Anne Bradstreet: Poems on herself as woman poet
Hypertext prepared by
Ann Woodlief, Virginia Commonwealth University

Click on red text for notes

The Prologue

To sing of wars, of captains, and of kings,
Of cities founded, commonwealth begun,
For my mean pen are too superior things:
Or how they all, or each their dates have run
Let poets and historians set these forth, 
My obscure lines shall not so dim their worth. 

But when my wond'ring eyes and envious heart 
Great Bartas sugared lines do but read o'er, 
Fool I do grudge the Muses did not part
Twixt him and me that overfluent store
A Bartas can do what a Bartas will 
But simple I according to my skill. 

From schoolboy's tongue no rhetoric we expect, 
Nor yet a sweet consort from broken strings, 
Nor perfect beauty where's a main defect; 
My foolish, broken, blemished Muse so sings, 
And this to mend, alas, no art is able, 
"Cause nature made it so irreparable.

Nor can I, like that fluent sweet tongued Greek
Who lisped at first, in future times speak plain. 
By art he gladly found what he did seek, 
A full requital of his striving pain. 
Art can do much, but this maxim's most sure: 
A weak or wounded brain admits no cure. 

I am obnoxious to each carping tongue 
Who says my hand a needle better fits, 
A poet's pen all scorn I should thus wrong, 
For such despite they cast on female wits
If what I do prove well, it won't advance, 
They'll say it's stol'n, or else it was by chance. 

But sure the antique Greeks were far more mild 
Else of our sex, why feigned they those nine
And poesy made Calliope's own child
So 'mongst the rest they placed the arts divine; 
But this weak knot they will full soon untie, 
The Greeks did nought, but play the fools and lie.

Let Greeks be Greeks, and women what they are
Men have precedency and still excel, 
It is but vain unjustly to wage war; 
Men can do best, and women know it well
Preeminence in all and each is yours; 
Yet grant some small acknowledgement of ours. 

And oh ye high flown quills that soar the skies, 
And ever with your prey still catch your praise, 
If e'er you deign these lowly lines your eyes, 
Give thyme or parsley wreath, I ask no bays
This mean and unrefined ore of mine 
Will make your glist'ring gold but more to shine. 

The Author to her Book
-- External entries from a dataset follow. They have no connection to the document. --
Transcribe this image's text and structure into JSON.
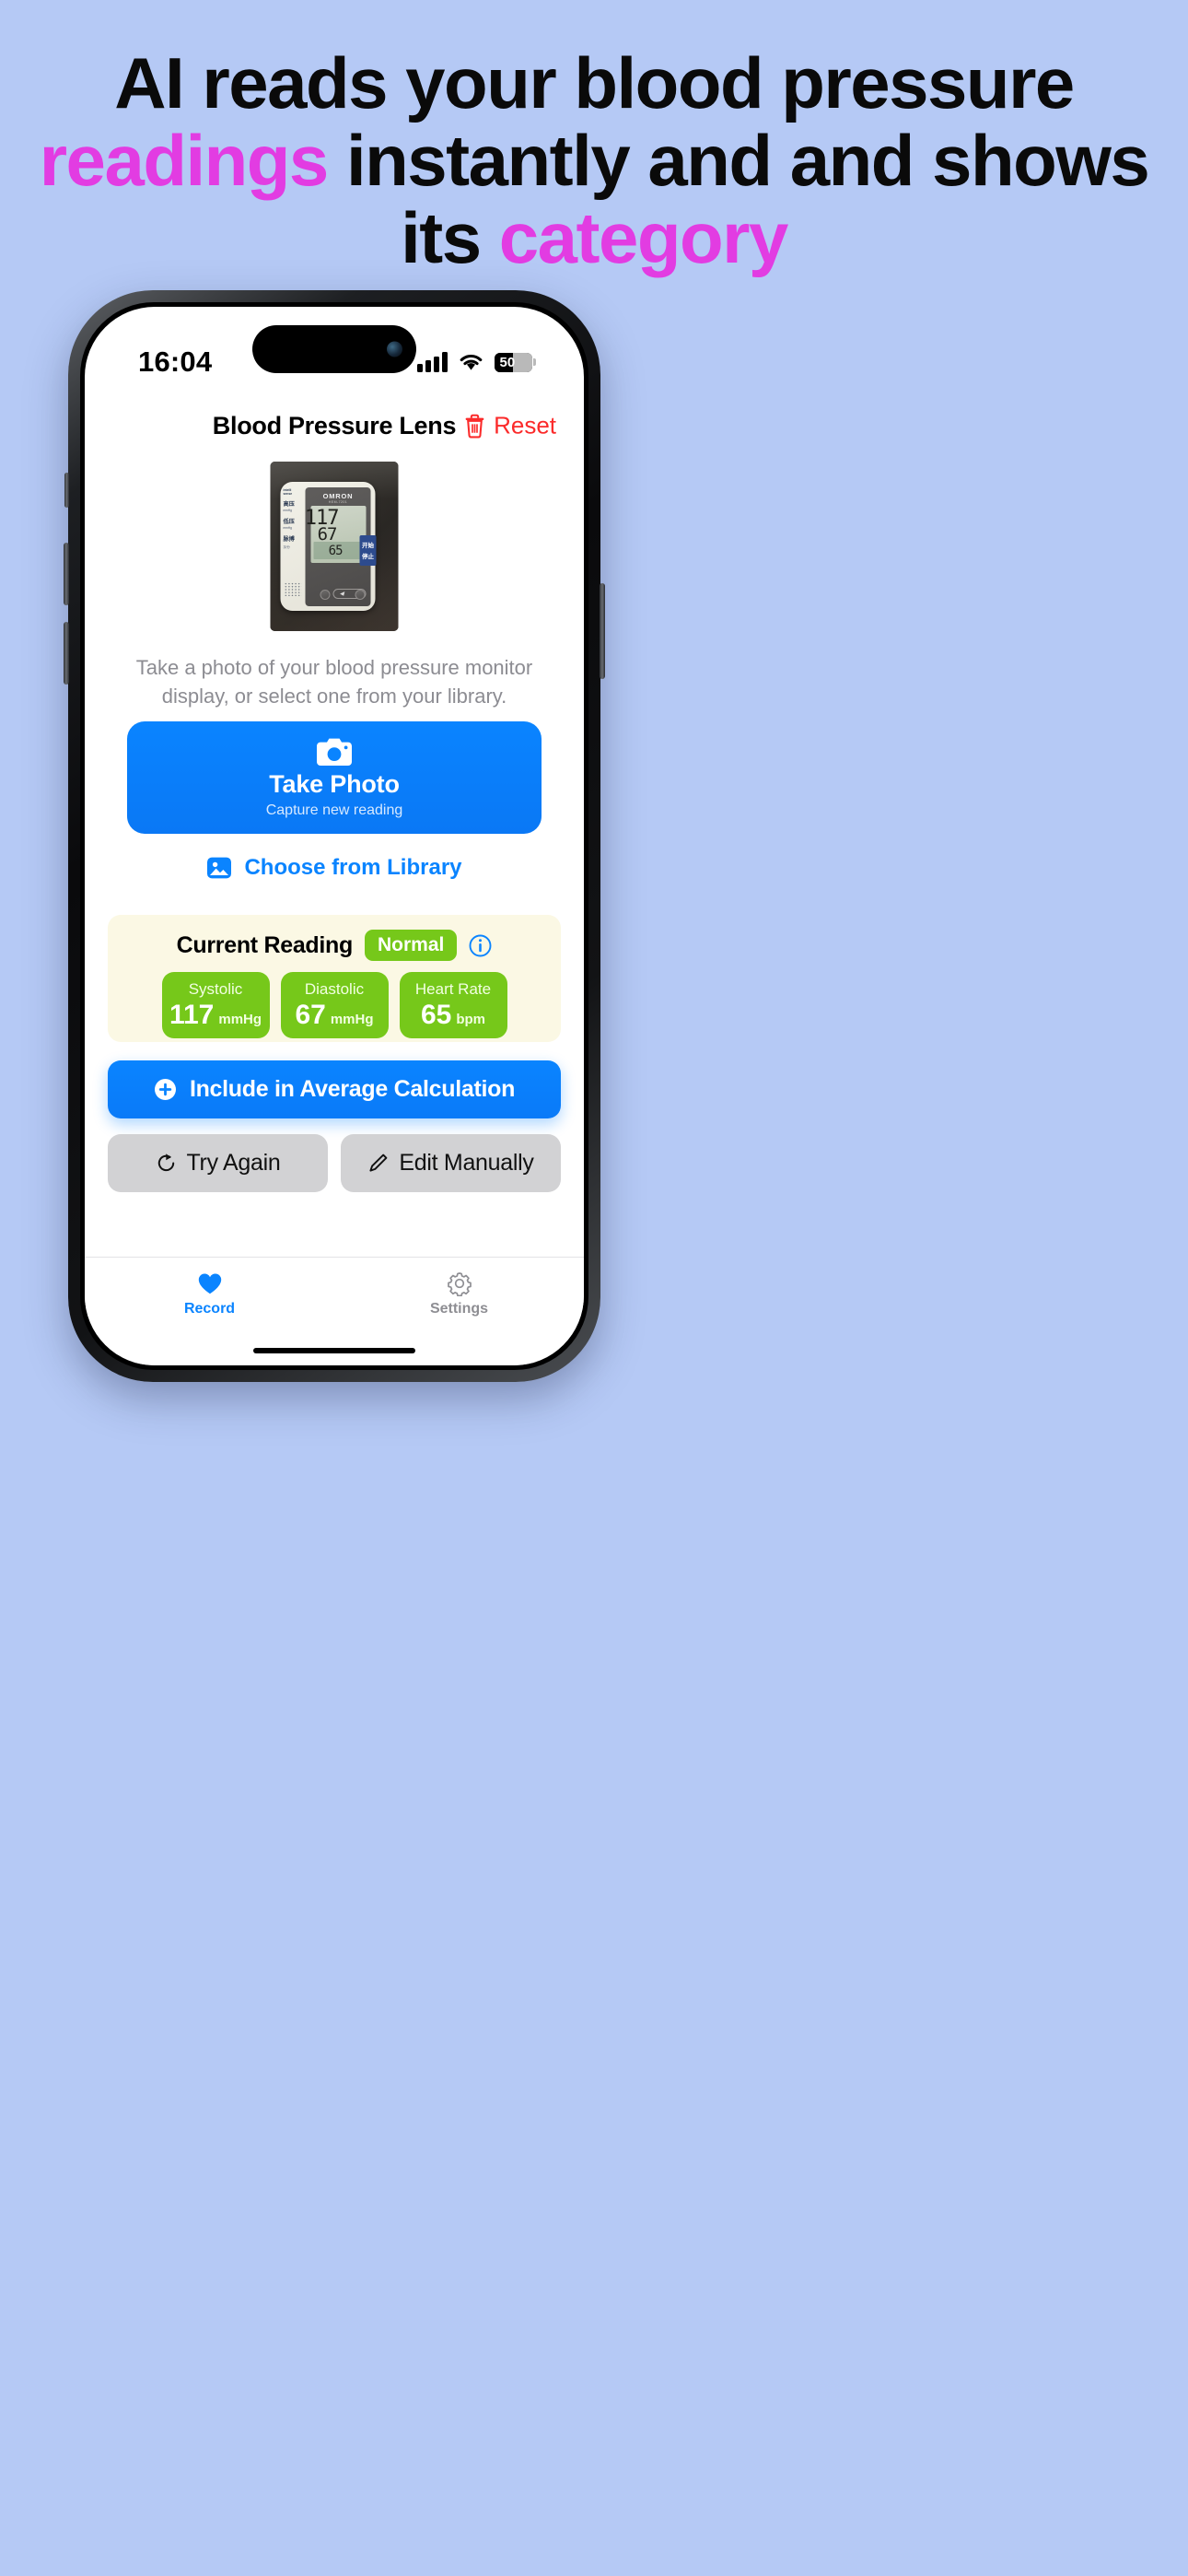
{
  "headline": {
    "part1": "AI reads your blood pressure ",
    "accent1": "readings",
    "part2": " instantly and and shows its ",
    "accent2": "category",
    "accent_color": "#e23ce2"
  },
  "phone": {
    "status_bar": {
      "time": "16:04",
      "signal_icon": "cellular-bars-icon",
      "wifi_icon": "wifi-icon",
      "battery_level": "50",
      "battery_icon": "battery-icon"
    },
    "app": {
      "header": {
        "title": "Blood Pressure Lens",
        "reset_label": "Reset",
        "reset_icon": "trash-icon",
        "reset_color": "#fb2b2b"
      },
      "photo": {
        "alt": "blood-pressure-monitor-photo",
        "brand": "OMRON",
        "model": "HEM-7201",
        "logo_line1": "intelli",
        "logo_line2": "sense",
        "label_systolic": "高压",
        "unit_systolic": "mmHg",
        "label_diastolic": "低压",
        "unit_diastolic": "mmHg",
        "label_pulse": "脉搏",
        "unit_pulse": "次/分",
        "lcd_systolic": "117",
        "lcd_diastolic": "67",
        "lcd_pulse": "65",
        "start_button_line1": "开始",
        "start_button_line2": "停止"
      },
      "instruction": "Take a photo of your blood pressure monitor display, or select one from your library.",
      "take_photo": {
        "icon": "camera-icon",
        "title": "Take Photo",
        "subtitle": "Capture new reading",
        "color": "#0a84ff"
      },
      "choose_library": {
        "icon": "photo-library-icon",
        "label": "Choose from Library",
        "color": "#0a84ff"
      },
      "current_reading": {
        "title": "Current Reading",
        "badge": "Normal",
        "badge_color": "#76c81a",
        "info_icon": "info-circle-icon",
        "card_color": "#fbf8e4",
        "tiles": [
          {
            "label": "Systolic",
            "value": "117",
            "unit": "mmHg"
          },
          {
            "label": "Diastolic",
            "value": "67",
            "unit": "mmHg"
          },
          {
            "label": "Heart Rate",
            "value": "65",
            "unit": "bpm"
          }
        ]
      },
      "include_button": {
        "icon": "plus-circle-icon",
        "label": "Include in Average Calculation"
      },
      "secondary_buttons": [
        {
          "icon": "refresh-icon",
          "label": "Try Again"
        },
        {
          "icon": "pencil-icon",
          "label": "Edit Manually"
        }
      ],
      "tab_bar": [
        {
          "icon": "heart-icon",
          "label": "Record",
          "active": true
        },
        {
          "icon": "gear-icon",
          "label": "Settings",
          "active": false
        }
      ]
    }
  }
}
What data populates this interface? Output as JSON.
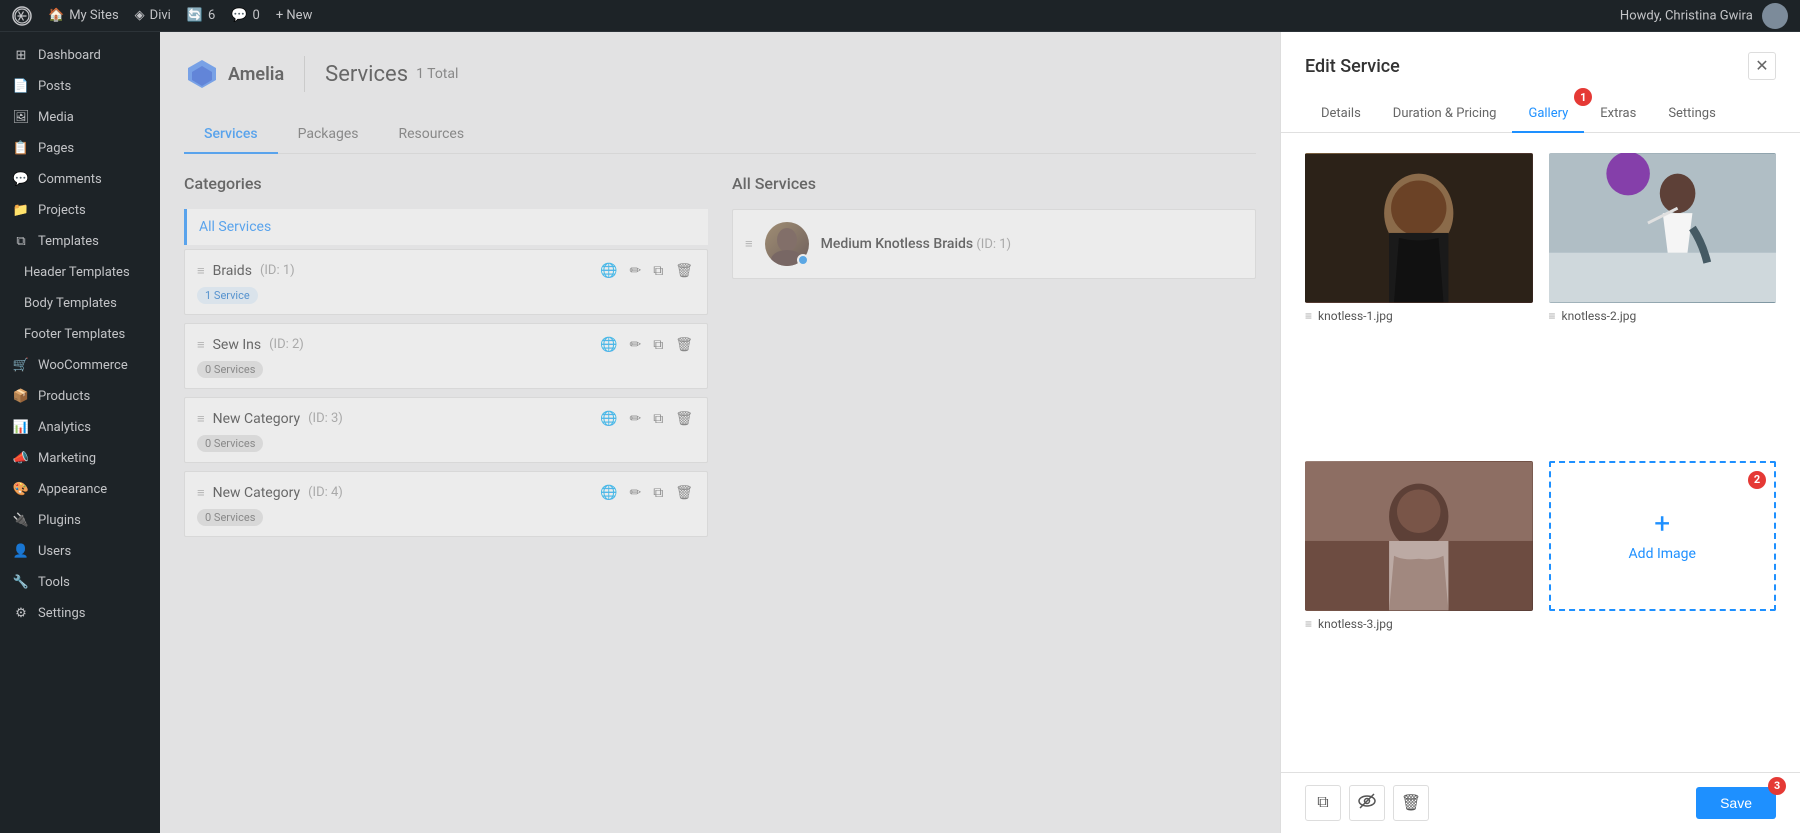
{
  "adminBar": {
    "wpIcon": "W",
    "mySites": "My Sites",
    "divi": "Divi",
    "updates": "6",
    "comments": "0",
    "new": "+ New",
    "greeting": "Howdy, Christina Gwira"
  },
  "sidebar": {
    "items": [
      {
        "id": "dashboard",
        "label": "Dashboard",
        "icon": "⊞"
      },
      {
        "id": "posts",
        "label": "Posts",
        "icon": "📄"
      },
      {
        "id": "media",
        "label": "Media",
        "icon": "🖼"
      },
      {
        "id": "pages",
        "label": "Pages",
        "icon": "📋"
      },
      {
        "id": "comments",
        "label": "Comments",
        "icon": "💬"
      },
      {
        "id": "projects",
        "label": "Projects",
        "icon": "📁"
      },
      {
        "id": "templates",
        "label": "Templates",
        "icon": "⧉"
      },
      {
        "id": "header-templates",
        "label": "Header Templates",
        "icon": ""
      },
      {
        "id": "body-templates",
        "label": "Body Templates",
        "icon": ""
      },
      {
        "id": "footer-templates",
        "label": "Footer Templates",
        "icon": ""
      },
      {
        "id": "woocommerce",
        "label": "WooCommerce",
        "icon": "🛒"
      },
      {
        "id": "products",
        "label": "Products",
        "icon": "📦"
      },
      {
        "id": "analytics",
        "label": "Analytics",
        "icon": "📊"
      },
      {
        "id": "marketing",
        "label": "Marketing",
        "icon": "📣"
      },
      {
        "id": "appearance",
        "label": "Appearance",
        "icon": "🎨"
      },
      {
        "id": "plugins",
        "label": "Plugins",
        "icon": "🔌"
      },
      {
        "id": "users",
        "label": "Users",
        "icon": "👤"
      },
      {
        "id": "tools",
        "label": "Tools",
        "icon": "🔧"
      },
      {
        "id": "settings",
        "label": "Settings",
        "icon": "⚙"
      }
    ]
  },
  "pageHeader": {
    "appName": "Amelia",
    "pageTitle": "Services",
    "countLabel": "1",
    "totalLabel": "Total"
  },
  "tabs": [
    {
      "id": "services",
      "label": "Services",
      "active": true
    },
    {
      "id": "packages",
      "label": "Packages",
      "active": false
    },
    {
      "id": "resources",
      "label": "Resources",
      "active": false
    }
  ],
  "categories": {
    "title": "Categories",
    "allLabel": "All Services",
    "items": [
      {
        "id": 1,
        "name": "Braids",
        "serviceCount": "1 Service",
        "hasServices": true
      },
      {
        "id": 2,
        "name": "Sew Ins",
        "serviceCount": "0 Services",
        "hasServices": false
      },
      {
        "id": 3,
        "name": "New Category",
        "serviceCount": "0 Services",
        "hasServices": false
      },
      {
        "id": 4,
        "name": "New Category",
        "serviceCount": "0 Services",
        "hasServices": false
      }
    ]
  },
  "allServices": {
    "title": "All Services",
    "items": [
      {
        "id": 1,
        "name": "Medium Knotless Braids",
        "idLabel": "(ID: 1)"
      }
    ]
  },
  "editPanel": {
    "title": "Edit Service",
    "tabs": [
      {
        "id": "details",
        "label": "Details",
        "active": false
      },
      {
        "id": "duration-pricing",
        "label": "Duration & Pricing",
        "active": false
      },
      {
        "id": "gallery",
        "label": "Gallery",
        "active": true,
        "badge": "1"
      },
      {
        "id": "extras",
        "label": "Extras",
        "active": false
      },
      {
        "id": "settings",
        "label": "Settings",
        "active": false
      }
    ],
    "gallery": {
      "images": [
        {
          "id": 1,
          "filename": "knotless-1.jpg"
        },
        {
          "id": 2,
          "filename": "knotless-2.jpg"
        },
        {
          "id": 3,
          "filename": "knotless-3.jpg"
        }
      ],
      "addImageLabel": "Add Image",
      "badge": "2"
    },
    "footer": {
      "duplicateIcon": "⧉",
      "hideIcon": "◎",
      "deleteIcon": "🗑",
      "saveLabel": "Save",
      "saveBadge": "3"
    }
  }
}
Thou ill-form'd offspring of my feeble brain, 
Who after birth did'st by my side remain, 
Till snatcht from thence by friends, less wise than true 
Who thee abroad, expos'd to publick view; 
Made thee in rags, halting to th' press to trudge, 
Where errors were not lessened (all may judge) 
At thy return my blushing was not small, 
My rambling brat (in print) should mother call, 
I cast thee by as one unfit for light, 
Thy visage was so irksome in my sight; 
Yet being mine own, at length affection would 
Thy blemishes amend, if so I could: 
I wash'd thy face, but more defects I saw, 
And rubbing off a spot, still made a flaw. 
I stretcht thy joints to make thee even feet,
Yet still thou run'st more hobbling than is meet; 
In better dress to trim thee was my mind, 
But nought save home-spun cloth, i' th' house I find. 
In this array, 'mongst vulgars mayst thou roam 
In critics hands, beware thou dost not come; 
And take thy way where yet thou art not known, 
If for thy father askt, say, thou hadst none: 
And for thy mother, she alas is poor
Which caus'd her thus to send thee out of door. 

"Anthropomorphism and Apostrophe,Comparison and Conceit: Analysis of 'The Author to Her Book'" by Jonah Knobler

Lines from "In Honor of That High and Mighty Princess" 
...Now say, have women worth? or have they none? 
Or had they some, but with our Queen is 't gone? 
Nay masculines, you have thus taxed us long. 
But she, though dead, will vindicate our wrong. 
Let such as say our sex is void or reason 
Know 'tis a slander now but once was treason. 

More Bradstreet Poems (study texts): 
"A Letter to Her Husband, Absent Upon Public Employment"
"To My Dear and Loving Husband'